We thank D. Gabuzda for providing primary HIV-1 isolates, J. Sodroski for providing pSVIII-HXB2 Env plasmid and Cf2th-CD4/CCR5 cells, J. Sodroski and B. Etemad-Gilbertson for providing Cf2-Luc cells, D. Kabat for providing JC53 cells, and H. Gottlinger for providing pSLV-Tat plasmid.
This study was supported by grants from the Australian National Health and Medical Research Council (NHMRC) to PRG and MJC (433915 & 433920). LG is the recipient of a NHMRC Peter Doherty Fellowship. PRG is the recipient of a NHMRC Level 2 Biomedical Career Development Award. The authors gratefully acknowledge the contribution to this work of the Victorian Operational Infrastructure Support Program received by the Burnet Institute.
The authors declare that they have no competing interests.
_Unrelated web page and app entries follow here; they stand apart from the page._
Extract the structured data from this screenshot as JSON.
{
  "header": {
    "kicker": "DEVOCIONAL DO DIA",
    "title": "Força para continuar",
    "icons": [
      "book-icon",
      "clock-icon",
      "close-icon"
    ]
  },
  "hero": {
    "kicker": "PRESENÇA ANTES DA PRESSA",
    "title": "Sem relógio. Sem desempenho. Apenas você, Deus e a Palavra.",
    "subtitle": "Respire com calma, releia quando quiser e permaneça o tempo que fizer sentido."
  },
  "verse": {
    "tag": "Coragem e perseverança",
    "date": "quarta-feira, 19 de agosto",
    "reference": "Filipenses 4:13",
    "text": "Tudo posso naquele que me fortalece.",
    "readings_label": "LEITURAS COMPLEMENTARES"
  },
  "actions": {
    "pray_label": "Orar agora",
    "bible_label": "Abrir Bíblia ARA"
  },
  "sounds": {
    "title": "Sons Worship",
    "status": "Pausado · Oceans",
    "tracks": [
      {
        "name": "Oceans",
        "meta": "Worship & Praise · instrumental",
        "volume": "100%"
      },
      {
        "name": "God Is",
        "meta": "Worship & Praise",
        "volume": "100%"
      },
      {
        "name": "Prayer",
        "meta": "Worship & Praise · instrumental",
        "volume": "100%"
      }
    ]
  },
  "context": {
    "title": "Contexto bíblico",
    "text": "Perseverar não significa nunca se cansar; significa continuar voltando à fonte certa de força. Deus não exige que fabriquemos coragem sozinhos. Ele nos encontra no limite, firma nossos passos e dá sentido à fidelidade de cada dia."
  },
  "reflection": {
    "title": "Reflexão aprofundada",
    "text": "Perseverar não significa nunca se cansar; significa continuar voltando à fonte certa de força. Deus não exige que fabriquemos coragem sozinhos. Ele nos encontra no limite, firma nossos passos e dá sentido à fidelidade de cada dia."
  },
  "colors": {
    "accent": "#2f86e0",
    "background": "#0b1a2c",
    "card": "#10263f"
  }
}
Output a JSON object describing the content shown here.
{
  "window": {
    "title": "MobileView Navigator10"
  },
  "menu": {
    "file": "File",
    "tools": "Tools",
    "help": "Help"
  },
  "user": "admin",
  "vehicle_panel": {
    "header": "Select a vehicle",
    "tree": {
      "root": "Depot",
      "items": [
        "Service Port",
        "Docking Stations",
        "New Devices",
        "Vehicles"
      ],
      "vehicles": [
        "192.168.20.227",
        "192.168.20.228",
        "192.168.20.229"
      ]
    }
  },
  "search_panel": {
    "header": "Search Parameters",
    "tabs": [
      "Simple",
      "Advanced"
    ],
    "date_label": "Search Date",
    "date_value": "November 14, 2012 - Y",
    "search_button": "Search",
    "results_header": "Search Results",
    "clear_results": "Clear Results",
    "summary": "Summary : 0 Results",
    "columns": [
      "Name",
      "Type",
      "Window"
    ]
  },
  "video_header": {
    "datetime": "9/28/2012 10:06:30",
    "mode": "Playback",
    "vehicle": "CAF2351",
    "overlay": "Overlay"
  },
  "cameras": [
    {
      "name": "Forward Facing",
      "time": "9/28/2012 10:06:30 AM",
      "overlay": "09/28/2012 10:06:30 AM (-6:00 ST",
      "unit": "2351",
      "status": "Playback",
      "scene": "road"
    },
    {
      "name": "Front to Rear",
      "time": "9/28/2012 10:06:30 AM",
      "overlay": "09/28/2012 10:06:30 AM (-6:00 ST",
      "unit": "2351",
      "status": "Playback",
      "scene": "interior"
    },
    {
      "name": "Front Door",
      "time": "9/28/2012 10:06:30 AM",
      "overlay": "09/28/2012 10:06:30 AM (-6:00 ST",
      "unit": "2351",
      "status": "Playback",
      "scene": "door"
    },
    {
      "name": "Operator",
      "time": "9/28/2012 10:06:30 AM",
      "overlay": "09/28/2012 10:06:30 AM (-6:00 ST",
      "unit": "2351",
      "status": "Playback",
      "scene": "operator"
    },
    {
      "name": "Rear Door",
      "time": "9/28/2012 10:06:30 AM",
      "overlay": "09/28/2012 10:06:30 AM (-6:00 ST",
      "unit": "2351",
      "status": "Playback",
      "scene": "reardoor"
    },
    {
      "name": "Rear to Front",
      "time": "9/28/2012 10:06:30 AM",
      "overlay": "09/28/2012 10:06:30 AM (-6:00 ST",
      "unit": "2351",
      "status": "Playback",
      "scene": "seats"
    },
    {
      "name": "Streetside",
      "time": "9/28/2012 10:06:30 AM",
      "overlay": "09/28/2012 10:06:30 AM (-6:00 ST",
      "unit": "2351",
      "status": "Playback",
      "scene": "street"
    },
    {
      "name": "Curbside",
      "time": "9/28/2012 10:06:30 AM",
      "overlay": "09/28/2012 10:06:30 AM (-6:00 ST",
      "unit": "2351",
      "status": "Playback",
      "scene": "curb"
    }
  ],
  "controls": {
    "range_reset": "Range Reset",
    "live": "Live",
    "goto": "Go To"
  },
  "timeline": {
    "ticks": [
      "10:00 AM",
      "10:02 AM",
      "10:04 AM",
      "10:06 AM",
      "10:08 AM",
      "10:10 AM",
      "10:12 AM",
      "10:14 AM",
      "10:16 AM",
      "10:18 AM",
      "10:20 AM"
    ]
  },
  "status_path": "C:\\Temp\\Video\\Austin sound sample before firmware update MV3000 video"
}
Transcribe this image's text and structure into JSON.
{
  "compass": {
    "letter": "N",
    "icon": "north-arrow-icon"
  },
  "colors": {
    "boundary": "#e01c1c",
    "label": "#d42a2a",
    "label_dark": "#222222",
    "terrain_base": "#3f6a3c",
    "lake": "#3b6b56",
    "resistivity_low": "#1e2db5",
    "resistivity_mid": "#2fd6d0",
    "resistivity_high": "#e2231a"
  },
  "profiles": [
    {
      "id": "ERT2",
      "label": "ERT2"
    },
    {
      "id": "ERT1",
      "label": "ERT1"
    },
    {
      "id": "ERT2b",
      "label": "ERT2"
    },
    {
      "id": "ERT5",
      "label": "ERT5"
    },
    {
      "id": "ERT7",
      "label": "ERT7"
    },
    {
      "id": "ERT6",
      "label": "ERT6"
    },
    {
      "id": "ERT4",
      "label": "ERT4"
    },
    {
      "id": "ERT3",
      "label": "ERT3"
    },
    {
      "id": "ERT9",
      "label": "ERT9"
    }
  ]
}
LG, JS and PRG designed the experiments. LG and JS performed the experiments. JS and PAR designed the molecular models and interpreted the modeling data. MJC assisted with Env cloning and sequencing, and helped interpret the results. PRG supervised the project and helped interpret the results. LG and PRG wrote the manuscript. All authors helped edit the manuscript and have read and approved the final version.